## RECORD EXCERPTS
════

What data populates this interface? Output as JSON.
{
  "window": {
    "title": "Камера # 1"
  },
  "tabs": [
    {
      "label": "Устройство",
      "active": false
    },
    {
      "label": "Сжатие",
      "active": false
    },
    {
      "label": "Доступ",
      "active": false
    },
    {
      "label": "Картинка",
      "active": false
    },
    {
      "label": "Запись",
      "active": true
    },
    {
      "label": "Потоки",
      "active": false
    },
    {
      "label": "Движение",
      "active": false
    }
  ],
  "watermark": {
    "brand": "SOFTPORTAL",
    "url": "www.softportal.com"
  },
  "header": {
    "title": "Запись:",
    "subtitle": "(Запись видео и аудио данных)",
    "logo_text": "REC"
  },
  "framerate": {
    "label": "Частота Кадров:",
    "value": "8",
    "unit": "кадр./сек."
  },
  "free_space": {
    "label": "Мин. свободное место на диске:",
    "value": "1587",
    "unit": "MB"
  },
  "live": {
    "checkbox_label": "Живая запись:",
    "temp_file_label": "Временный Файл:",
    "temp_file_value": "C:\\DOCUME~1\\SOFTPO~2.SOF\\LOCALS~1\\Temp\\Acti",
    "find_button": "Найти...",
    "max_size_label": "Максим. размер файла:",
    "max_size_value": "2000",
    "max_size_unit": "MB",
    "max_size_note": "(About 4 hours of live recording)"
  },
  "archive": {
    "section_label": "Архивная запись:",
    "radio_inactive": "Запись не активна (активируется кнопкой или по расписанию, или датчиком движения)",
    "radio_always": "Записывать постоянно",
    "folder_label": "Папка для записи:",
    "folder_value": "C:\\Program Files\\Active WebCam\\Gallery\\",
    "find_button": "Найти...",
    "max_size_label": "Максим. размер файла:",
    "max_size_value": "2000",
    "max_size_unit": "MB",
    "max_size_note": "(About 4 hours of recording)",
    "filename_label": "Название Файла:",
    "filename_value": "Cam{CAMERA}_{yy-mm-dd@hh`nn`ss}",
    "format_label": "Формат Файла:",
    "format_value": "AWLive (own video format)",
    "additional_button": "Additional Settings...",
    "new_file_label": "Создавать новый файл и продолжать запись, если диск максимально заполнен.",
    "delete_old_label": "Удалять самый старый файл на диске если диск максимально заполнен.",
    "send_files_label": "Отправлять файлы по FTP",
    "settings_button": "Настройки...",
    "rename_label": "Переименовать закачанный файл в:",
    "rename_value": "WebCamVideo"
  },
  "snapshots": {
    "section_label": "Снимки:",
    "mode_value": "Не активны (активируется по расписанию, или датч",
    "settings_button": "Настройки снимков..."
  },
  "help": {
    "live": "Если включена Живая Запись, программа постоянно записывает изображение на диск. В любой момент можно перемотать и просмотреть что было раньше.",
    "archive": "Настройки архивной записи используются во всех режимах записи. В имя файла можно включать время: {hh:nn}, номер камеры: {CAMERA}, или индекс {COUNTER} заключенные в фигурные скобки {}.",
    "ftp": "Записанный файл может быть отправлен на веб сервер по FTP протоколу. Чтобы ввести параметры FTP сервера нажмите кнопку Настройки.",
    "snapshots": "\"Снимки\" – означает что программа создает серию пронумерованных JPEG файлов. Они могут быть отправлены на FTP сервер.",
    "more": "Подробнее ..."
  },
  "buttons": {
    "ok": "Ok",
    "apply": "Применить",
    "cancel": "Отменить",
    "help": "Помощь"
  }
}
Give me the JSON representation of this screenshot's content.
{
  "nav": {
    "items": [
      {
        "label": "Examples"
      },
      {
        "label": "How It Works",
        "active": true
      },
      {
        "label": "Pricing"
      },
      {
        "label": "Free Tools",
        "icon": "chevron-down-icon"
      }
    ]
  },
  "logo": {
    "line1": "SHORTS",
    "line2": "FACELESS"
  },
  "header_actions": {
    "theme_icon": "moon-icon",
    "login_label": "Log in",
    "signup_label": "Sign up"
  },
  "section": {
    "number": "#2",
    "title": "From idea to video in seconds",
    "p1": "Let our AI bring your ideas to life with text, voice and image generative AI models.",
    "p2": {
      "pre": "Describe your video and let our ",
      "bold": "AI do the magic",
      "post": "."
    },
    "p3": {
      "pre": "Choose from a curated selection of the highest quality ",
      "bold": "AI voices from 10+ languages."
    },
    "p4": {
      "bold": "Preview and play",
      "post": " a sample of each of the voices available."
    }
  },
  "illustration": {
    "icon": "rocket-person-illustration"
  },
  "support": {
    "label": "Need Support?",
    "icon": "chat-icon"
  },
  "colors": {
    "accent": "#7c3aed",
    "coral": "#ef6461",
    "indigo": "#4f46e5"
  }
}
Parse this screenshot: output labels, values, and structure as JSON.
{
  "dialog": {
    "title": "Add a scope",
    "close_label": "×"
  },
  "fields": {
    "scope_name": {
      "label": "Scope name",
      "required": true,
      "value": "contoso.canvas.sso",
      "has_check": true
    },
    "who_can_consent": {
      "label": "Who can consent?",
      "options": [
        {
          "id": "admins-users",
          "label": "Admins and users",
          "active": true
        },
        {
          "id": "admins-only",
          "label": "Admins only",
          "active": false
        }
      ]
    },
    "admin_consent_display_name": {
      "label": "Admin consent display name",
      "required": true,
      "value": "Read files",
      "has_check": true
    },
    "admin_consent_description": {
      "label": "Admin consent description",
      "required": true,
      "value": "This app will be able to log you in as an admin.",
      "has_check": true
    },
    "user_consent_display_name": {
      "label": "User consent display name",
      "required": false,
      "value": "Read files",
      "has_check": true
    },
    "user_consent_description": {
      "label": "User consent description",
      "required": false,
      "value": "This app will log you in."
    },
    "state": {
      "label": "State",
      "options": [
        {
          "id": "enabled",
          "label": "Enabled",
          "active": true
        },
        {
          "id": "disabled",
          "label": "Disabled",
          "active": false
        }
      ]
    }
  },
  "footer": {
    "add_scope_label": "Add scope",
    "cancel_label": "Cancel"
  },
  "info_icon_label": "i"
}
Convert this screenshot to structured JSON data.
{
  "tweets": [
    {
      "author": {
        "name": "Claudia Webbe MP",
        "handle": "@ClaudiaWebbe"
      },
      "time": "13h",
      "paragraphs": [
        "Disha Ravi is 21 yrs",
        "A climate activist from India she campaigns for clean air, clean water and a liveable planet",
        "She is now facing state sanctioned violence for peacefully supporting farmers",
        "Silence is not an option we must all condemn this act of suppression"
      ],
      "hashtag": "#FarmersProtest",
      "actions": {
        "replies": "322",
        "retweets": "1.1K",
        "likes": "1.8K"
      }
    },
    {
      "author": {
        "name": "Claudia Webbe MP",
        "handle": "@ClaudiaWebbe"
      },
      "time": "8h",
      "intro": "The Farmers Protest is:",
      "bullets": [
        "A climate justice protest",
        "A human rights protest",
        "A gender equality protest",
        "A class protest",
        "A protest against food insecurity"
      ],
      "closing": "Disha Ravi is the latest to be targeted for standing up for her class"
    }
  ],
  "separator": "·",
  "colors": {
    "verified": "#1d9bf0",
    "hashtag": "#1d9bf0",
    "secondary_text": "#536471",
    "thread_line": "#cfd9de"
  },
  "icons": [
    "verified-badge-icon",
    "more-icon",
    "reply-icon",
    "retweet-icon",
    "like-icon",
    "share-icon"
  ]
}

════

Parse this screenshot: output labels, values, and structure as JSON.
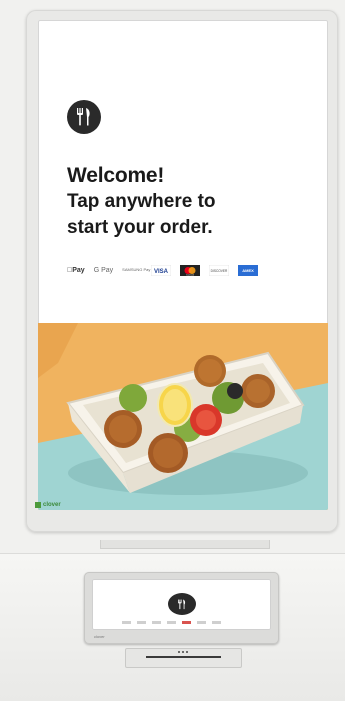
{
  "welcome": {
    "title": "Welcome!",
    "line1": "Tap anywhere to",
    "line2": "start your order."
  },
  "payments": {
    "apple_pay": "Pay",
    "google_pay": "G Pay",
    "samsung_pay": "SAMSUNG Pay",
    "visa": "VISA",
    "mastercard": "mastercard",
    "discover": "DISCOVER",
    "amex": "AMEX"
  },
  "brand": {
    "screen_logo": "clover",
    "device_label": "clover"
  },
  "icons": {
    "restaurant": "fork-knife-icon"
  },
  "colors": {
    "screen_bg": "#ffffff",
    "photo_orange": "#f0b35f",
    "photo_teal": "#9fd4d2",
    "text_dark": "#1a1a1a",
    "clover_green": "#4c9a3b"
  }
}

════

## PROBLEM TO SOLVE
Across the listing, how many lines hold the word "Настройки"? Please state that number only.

## SOLVED EXERCISE
4